“Precision medicine” is a growing field that uses multiple data sources to tailor medical care to individuals. From incorporating genetic information, to using data from electronic medical records, precision medicine has the potential to transform healthcare and medical research. Precision medicine has strong support in multiple sectors, including the U.S. government’s $215 million dollar Precision Medicine Initiative, as well as industry-led efforts to collect and analyze volumes of health data.
Fairness in Precision Medicine at Data & Society moves past the rhetorics of promise in precision medicine to critically assess the potential for bias and discrimination in health data collection, sharing, and interpretation. This project maps the network of stakeholders in precision medicine, including researchers, health care providers, clinicians, and data analysts. The project also identifies vulnerabilities in the ecosystem that could lead to discriminatory outcomes, whether they might emerge as a by-product of implicit and explicit values, data quality, algorithmic models, or organizational decision-making.
We offer a framework for understanding trade-offs involved in precision medicine in order to raise challenges that may trigger conflicting commitments. We hope to articulate salient gaps in order to guide precision medicine initiatives at a critical time in their development.

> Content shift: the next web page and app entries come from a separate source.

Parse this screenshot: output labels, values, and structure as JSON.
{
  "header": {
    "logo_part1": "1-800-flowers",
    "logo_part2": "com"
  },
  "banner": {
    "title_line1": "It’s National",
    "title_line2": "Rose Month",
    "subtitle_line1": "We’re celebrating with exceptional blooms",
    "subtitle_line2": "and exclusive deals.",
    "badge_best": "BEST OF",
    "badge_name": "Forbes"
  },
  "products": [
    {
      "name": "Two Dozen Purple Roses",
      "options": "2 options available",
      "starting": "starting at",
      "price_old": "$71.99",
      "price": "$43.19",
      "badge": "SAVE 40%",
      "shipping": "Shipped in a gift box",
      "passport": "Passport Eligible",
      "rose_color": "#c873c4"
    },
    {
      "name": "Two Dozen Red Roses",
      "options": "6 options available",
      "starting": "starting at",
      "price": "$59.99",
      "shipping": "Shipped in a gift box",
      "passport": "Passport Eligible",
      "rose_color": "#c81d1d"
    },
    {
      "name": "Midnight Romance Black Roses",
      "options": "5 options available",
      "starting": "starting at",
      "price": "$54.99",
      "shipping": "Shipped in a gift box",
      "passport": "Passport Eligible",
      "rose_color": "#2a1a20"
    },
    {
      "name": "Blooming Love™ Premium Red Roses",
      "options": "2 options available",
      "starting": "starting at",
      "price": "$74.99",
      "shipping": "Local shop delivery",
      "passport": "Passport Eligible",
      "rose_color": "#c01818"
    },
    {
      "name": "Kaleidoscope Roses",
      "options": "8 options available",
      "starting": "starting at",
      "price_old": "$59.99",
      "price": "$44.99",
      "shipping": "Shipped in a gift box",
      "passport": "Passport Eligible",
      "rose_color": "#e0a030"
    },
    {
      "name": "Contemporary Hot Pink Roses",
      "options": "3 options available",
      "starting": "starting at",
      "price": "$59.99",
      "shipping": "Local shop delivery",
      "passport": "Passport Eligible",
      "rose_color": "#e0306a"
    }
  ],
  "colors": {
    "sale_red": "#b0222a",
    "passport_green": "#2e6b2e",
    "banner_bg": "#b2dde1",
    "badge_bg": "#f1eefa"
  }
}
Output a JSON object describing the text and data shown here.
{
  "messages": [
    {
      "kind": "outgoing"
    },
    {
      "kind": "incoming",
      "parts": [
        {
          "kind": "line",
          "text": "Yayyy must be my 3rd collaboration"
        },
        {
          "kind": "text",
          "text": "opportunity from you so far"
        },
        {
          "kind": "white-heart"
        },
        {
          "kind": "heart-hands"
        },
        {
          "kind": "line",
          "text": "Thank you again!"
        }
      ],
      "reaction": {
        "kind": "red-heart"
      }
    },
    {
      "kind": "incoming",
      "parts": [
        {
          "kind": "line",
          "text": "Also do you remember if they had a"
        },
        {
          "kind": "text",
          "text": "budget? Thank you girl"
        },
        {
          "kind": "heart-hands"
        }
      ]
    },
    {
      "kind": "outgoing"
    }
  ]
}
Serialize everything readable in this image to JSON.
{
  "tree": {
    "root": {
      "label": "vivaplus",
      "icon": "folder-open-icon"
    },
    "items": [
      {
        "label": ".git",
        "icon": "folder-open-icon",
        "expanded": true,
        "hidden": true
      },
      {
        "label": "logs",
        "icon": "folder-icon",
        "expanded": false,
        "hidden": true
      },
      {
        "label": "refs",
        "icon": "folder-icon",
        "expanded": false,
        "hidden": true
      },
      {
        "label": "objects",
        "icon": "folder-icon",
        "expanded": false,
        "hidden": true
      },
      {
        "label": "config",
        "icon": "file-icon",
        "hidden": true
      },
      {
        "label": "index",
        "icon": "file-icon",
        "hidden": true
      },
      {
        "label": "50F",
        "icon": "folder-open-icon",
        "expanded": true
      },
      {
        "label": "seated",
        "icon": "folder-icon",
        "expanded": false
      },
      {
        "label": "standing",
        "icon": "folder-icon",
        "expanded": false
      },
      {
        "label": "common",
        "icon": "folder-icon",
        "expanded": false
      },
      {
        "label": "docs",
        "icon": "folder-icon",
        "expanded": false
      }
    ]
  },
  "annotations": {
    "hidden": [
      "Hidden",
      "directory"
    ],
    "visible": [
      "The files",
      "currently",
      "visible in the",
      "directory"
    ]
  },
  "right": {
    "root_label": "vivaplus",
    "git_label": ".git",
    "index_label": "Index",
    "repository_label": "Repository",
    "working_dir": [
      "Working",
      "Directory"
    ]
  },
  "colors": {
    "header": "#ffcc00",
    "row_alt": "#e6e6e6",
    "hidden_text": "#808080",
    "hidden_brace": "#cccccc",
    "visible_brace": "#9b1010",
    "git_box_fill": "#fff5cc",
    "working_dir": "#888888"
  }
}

Support for this research was provided by the Robert Wood Johnson Foundation. The views expressed here do not necessarily reflect the views of the Foundation.